Stored entries
--*--

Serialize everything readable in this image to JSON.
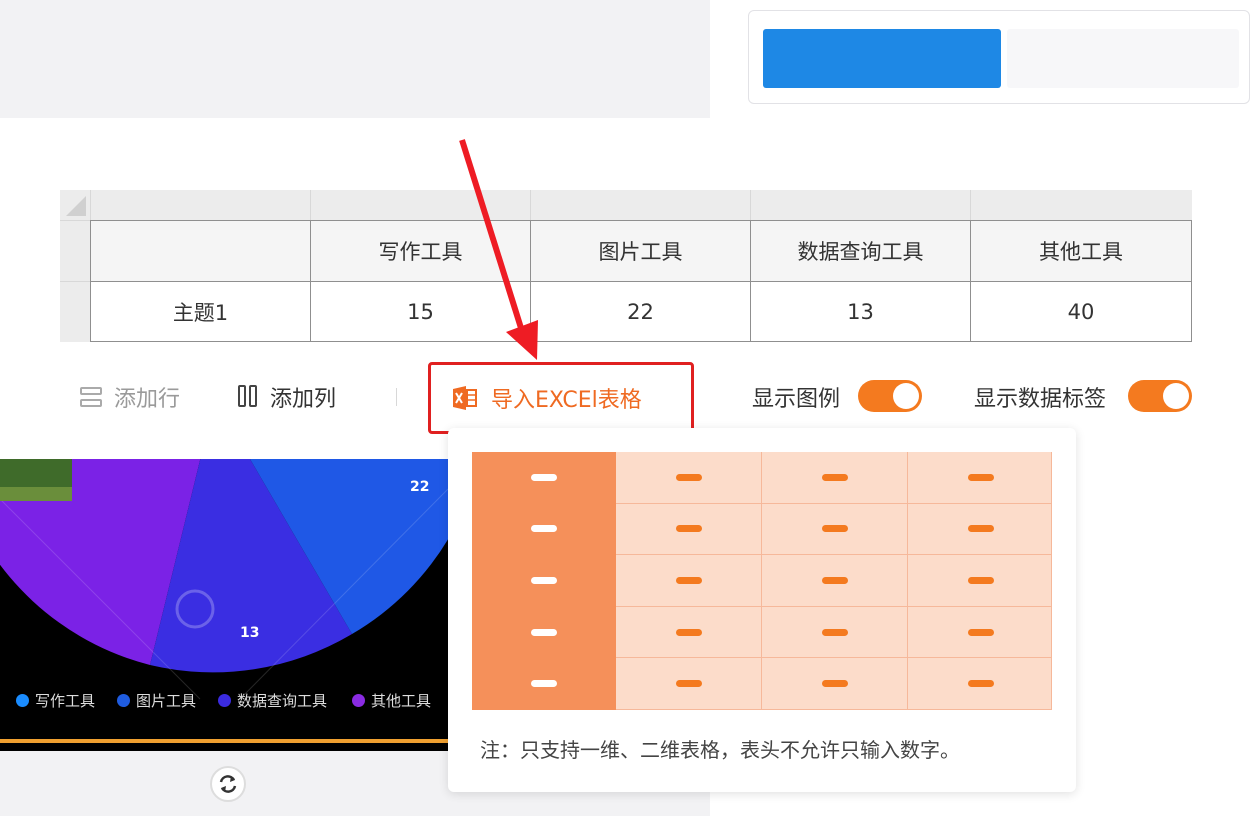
{
  "sheet": {
    "columns": [
      "",
      "写作工具",
      "图片工具",
      "数据查询工具",
      "其他工具"
    ],
    "rows": [
      {
        "label": "主题1",
        "values": [
          "15",
          "22",
          "13",
          "40"
        ]
      }
    ]
  },
  "toolbar": {
    "add_row": "添加行",
    "add_col": "添加列",
    "import_excel": "导入EXCEl表格",
    "show_legend": "显示图例",
    "show_data_labels": "显示数据标签"
  },
  "chart": {
    "data_labels": [
      "22",
      "13"
    ],
    "legend": [
      "写作工具",
      "图片工具",
      "数据查询工具",
      "其他工具"
    ],
    "colors": {
      "writing": "#1a8cff",
      "image": "#1f5ce0",
      "query": "#3b2be0",
      "other": "#8a2be2"
    }
  },
  "popup": {
    "note": "注：只支持一维、二维表格，表头不允许只输入数字。"
  },
  "colors": {
    "accent": "#f47a1f",
    "primary": "#1e88e5",
    "highlight_border": "#e02020"
  }
}
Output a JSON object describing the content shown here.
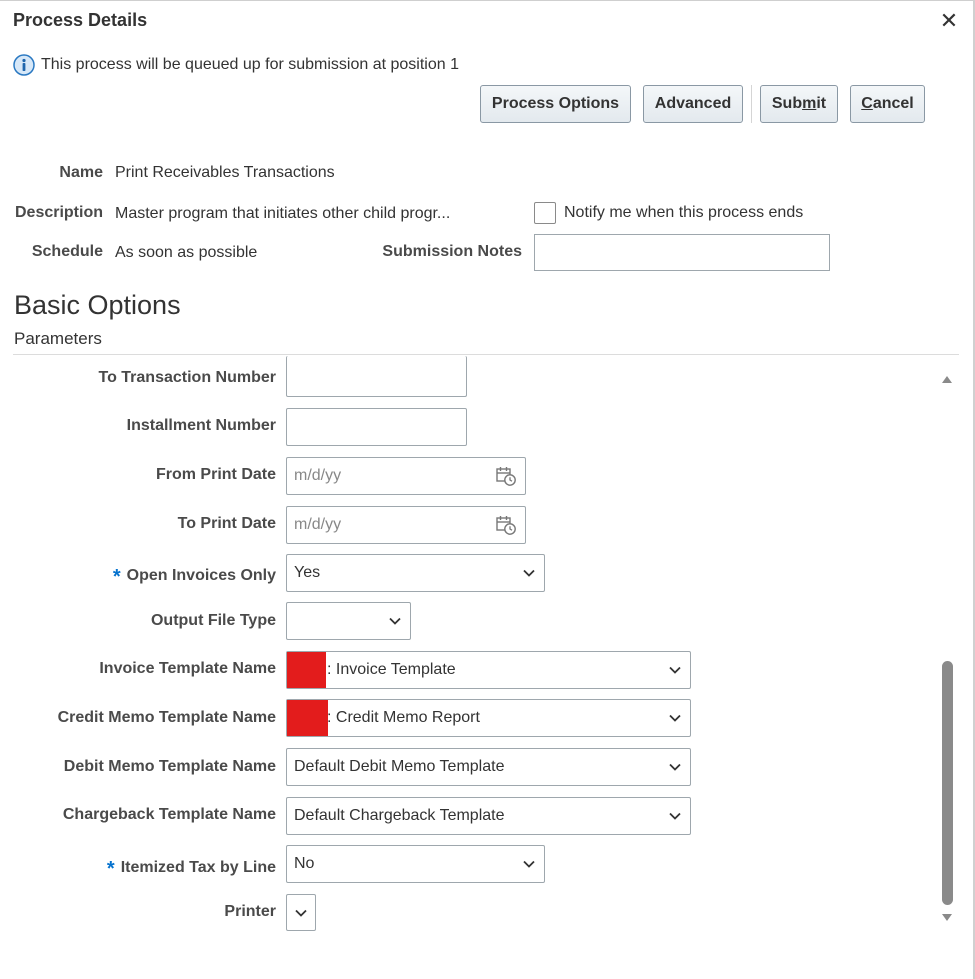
{
  "dialog": {
    "title": "Process Details",
    "info_text": "This process will be queued up for submission at position 1",
    "buttons": {
      "process_options": "Process Options",
      "advanced": "Advanced",
      "submit_pre": "Sub",
      "submit_mnemonic": "m",
      "submit_post": "it",
      "cancel_mnemonic": "C",
      "cancel_post": "ancel"
    }
  },
  "details": {
    "name_label": "Name",
    "name_value": "Print Receivables Transactions",
    "description_label": "Description",
    "description_value": "Master program that initiates other child progr...",
    "schedule_label": "Schedule",
    "schedule_value": "As soon as possible",
    "notify_label": "Notify me when this process ends",
    "notify_checked": false,
    "submission_notes_label": "Submission Notes",
    "submission_notes_value": ""
  },
  "sections": {
    "basic_options": "Basic Options",
    "parameters": "Parameters"
  },
  "parameters": {
    "to_transaction_number": {
      "label": "To Transaction Number",
      "value": ""
    },
    "installment_number": {
      "label": "Installment Number",
      "value": ""
    },
    "from_print_date": {
      "label": "From Print Date",
      "placeholder": "m/d/yy"
    },
    "to_print_date": {
      "label": "To Print Date",
      "placeholder": "m/d/yy"
    },
    "open_invoices_only": {
      "label": "Open Invoices Only",
      "required": "*",
      "value": "Yes"
    },
    "output_file_type": {
      "label": "Output File Type",
      "value": ""
    },
    "invoice_template_name": {
      "label": "Invoice Template Name",
      "value": ": Invoice Template"
    },
    "credit_memo_template_name": {
      "label": "Credit Memo Template Name",
      "value": ": Credit Memo Report"
    },
    "debit_memo_template_name": {
      "label": "Debit Memo Template Name",
      "value": "Default Debit Memo Template"
    },
    "chargeback_template_name": {
      "label": "Chargeback Template Name",
      "value": "Default Chargeback Template"
    },
    "itemized_tax_by_line": {
      "label": "Itemized Tax by Line",
      "required": "*",
      "value": "No"
    },
    "printer": {
      "label": "Printer",
      "value": ""
    }
  },
  "colors": {
    "required_marker": "#0572ce",
    "redaction": "#e31c1c",
    "button_border": "#8a98a4"
  },
  "icons": [
    "close-icon",
    "info-icon",
    "calendar-icon",
    "chevron-down-icon",
    "scroll-up-icon",
    "scroll-down-icon"
  ]
}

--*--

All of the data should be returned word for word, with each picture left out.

Serialize everything readable in this image to JSON.
{
  "sheet": {
    "columns": [
      "",
      "写作工具",
      "图片工具",
      "数据查询工具",
      "其他工具"
    ],
    "rows": [
      {
        "label": "主题1",
        "values": [
          "15",
          "22",
          "13",
          "40"
        ]
      }
    ]
  },
  "toolbar": {
    "add_row": "添加行",
    "add_col": "添加列",
    "import_excel": "导入EXCEl表格",
    "show_legend": "显示图例",
    "show_data_labels": "显示数据标签"
  },
  "chart": {
    "data_labels": [
      "22",
      "13"
    ],
    "legend": [
      "写作工具",
      "图片工具",
      "数据查询工具",
      "其他工具"
    ],
    "colors": {
      "writing": "#1a8cff",
      "image": "#1f5ce0",
      "query": "#3b2be0",
      "other": "#8a2be2"
    }
  },
  "popup": {
    "note": "注：只支持一维、二维表格，表头不允许只输入数字。"
  },
  "colors": {
    "accent": "#f47a1f",
    "primary": "#1e88e5",
    "highlight_border": "#e02020"
  }
}
Output a JSON object describing the content shown here.
{
  "dialog": {
    "title": "Process Details",
    "info_text": "This process will be queued up for submission at position 1",
    "buttons": {
      "process_options": "Process Options",
      "advanced": "Advanced",
      "submit_pre": "Sub",
      "submit_mnemonic": "m",
      "submit_post": "it",
      "cancel_mnemonic": "C",
      "cancel_post": "ancel"
    }
  },
  "details": {
    "name_label": "Name",
    "name_value": "Print Receivables Transactions",
    "description_label": "Description",
    "description_value": "Master program that initiates other child progr...",
    "schedule_label": "Schedule",
    "schedule_value": "As soon as possible",
    "notify_label": "Notify me when this process ends",
    "notify_checked": false,
    "submission_notes_label": "Submission Notes",
    "submission_notes_value": ""
  },
  "sections": {
    "basic_options": "Basic Options",
    "parameters": "Parameters"
  },
  "parameters": {
    "to_transaction_number": {
      "label": "To Transaction Number",
      "value": ""
    },
    "installment_number": {
      "label": "Installment Number",
      "value": ""
    },
    "from_print_date": {
      "label": "From Print Date",
      "placeholder": "m/d/yy"
    },
    "to_print_date": {
      "label": "To Print Date",
      "placeholder": "m/d/yy"
    },
    "open_invoices_only": {
      "label": "Open Invoices Only",
      "required": "*",
      "value": "Yes"
    },
    "output_file_type": {
      "label": "Output File Type",
      "value": ""
    },
    "invoice_template_name": {
      "label": "Invoice Template Name",
      "value": ": Invoice Template"
    },
    "credit_memo_template_name": {
      "label": "Credit Memo Template Name",
      "value": ": Credit Memo Report"
    },
    "debit_memo_template_name": {
      "label": "Debit Memo Template Name",
      "value": "Default Debit Memo Template"
    },
    "chargeback_template_name": {
      "label": "Chargeback Template Name",
      "value": "Default Chargeback Template"
    },
    "itemized_tax_by_line": {
      "label": "Itemized Tax by Line",
      "required": "*",
      "value": "No"
    },
    "printer": {
      "label": "Printer",
      "value": ""
    }
  },
  "colors": {
    "required_marker": "#0572ce",
    "redaction": "#e31c1c",
    "button_border": "#8a98a4"
  },
  "icons": [
    "close-icon",
    "info-icon",
    "calendar-icon",
    "chevron-down-icon",
    "scroll-up-icon",
    "scroll-down-icon"
  ]
}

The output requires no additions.